Task to complete: Which lines in the records below contain the word "letter"? Report each of them.

[Opening Recorded data section]

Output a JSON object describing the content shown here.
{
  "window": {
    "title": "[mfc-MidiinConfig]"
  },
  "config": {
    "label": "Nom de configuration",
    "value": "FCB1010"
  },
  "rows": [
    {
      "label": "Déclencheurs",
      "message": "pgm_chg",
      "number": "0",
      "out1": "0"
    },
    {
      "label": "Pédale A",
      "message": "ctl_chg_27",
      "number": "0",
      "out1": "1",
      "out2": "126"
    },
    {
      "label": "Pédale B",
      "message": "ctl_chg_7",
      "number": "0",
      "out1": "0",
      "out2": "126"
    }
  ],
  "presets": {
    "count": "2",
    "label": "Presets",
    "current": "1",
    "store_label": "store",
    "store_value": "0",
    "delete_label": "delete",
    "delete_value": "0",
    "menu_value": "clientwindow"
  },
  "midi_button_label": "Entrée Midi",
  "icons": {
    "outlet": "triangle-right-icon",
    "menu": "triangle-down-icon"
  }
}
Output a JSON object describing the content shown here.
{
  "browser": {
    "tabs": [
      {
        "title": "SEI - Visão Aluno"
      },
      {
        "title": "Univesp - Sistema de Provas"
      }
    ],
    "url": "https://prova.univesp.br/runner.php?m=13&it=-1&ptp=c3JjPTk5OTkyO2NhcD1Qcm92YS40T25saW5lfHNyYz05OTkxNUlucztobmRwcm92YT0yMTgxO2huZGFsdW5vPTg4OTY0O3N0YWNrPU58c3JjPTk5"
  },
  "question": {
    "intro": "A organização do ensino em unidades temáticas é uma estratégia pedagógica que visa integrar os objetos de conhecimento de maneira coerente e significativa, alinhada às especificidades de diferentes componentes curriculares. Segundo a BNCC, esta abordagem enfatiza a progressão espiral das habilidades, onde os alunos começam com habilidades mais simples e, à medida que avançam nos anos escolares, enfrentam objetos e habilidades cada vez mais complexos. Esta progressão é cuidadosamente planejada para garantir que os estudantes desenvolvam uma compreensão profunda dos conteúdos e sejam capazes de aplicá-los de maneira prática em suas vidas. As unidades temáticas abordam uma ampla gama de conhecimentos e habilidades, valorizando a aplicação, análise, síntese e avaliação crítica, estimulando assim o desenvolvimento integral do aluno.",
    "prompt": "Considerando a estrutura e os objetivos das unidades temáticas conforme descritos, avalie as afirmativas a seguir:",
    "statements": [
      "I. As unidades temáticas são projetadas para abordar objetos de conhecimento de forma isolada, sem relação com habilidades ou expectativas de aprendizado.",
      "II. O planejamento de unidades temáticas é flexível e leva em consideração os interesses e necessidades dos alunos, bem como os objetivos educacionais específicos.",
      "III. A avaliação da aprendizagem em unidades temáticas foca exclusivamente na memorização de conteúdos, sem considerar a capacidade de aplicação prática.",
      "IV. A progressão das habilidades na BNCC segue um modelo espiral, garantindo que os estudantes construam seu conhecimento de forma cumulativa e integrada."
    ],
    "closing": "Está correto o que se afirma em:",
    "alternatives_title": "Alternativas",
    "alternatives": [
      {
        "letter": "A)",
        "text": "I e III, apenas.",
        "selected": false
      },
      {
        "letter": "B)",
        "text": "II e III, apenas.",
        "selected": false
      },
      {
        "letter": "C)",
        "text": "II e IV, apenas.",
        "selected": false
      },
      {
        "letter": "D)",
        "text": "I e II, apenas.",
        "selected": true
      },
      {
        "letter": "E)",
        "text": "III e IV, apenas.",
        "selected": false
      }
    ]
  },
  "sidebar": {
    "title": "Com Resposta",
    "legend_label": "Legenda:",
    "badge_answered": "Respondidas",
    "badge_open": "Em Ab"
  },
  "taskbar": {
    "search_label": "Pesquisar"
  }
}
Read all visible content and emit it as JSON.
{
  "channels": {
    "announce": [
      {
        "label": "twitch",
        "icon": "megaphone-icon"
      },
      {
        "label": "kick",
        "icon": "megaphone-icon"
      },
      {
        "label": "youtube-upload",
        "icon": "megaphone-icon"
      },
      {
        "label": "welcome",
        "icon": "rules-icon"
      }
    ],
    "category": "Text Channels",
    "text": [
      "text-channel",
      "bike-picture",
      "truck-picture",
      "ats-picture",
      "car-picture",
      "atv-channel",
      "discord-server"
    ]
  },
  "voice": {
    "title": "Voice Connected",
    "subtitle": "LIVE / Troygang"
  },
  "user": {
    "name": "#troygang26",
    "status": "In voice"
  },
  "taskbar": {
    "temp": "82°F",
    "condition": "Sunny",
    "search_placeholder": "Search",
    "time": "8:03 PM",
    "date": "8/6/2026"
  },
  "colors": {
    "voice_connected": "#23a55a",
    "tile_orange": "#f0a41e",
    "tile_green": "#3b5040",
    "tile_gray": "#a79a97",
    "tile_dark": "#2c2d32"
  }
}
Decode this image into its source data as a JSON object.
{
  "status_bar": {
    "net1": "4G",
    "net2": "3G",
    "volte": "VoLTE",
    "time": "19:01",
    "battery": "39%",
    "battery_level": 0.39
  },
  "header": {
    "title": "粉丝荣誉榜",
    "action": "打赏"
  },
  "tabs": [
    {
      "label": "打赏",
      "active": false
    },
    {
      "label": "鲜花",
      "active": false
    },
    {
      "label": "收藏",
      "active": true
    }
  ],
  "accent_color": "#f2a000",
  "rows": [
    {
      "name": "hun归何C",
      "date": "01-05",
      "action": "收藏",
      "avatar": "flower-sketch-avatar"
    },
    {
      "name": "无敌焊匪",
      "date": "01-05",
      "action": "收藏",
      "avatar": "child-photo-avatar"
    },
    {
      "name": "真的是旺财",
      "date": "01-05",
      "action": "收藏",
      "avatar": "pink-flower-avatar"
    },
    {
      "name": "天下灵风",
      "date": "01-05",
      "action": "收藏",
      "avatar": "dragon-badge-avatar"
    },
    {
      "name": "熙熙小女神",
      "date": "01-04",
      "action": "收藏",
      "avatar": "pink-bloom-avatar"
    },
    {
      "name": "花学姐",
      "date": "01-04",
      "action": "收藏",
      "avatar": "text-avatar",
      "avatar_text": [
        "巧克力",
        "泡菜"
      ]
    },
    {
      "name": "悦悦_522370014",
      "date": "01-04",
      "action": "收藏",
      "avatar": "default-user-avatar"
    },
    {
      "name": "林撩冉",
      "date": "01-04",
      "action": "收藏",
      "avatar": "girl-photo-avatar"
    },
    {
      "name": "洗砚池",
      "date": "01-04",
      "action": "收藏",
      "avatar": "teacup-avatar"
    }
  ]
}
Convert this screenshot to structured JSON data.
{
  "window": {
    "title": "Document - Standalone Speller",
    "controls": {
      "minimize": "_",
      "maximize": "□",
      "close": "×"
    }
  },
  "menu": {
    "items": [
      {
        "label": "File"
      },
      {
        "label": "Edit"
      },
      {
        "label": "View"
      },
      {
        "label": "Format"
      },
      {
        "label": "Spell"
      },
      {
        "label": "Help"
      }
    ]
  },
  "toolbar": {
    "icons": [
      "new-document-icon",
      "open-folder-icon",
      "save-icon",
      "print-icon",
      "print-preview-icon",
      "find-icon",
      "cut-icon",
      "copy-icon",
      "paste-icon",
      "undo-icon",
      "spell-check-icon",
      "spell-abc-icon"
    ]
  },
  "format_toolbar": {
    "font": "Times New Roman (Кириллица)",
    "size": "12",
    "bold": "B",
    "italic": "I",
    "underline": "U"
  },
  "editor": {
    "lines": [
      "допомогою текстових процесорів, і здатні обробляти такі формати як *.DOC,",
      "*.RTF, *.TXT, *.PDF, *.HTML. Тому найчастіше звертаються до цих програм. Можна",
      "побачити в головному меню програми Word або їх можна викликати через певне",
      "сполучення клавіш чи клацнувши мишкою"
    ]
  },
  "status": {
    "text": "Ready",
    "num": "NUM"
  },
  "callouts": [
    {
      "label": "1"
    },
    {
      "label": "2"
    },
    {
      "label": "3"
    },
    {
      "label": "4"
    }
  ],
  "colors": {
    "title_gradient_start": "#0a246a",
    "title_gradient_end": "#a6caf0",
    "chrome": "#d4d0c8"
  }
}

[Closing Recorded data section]

Output of the task:
        "letter": "A)",
        "letter": "B)",
        "letter": "C)",
        "letter": "D)",
        "letter": "E)",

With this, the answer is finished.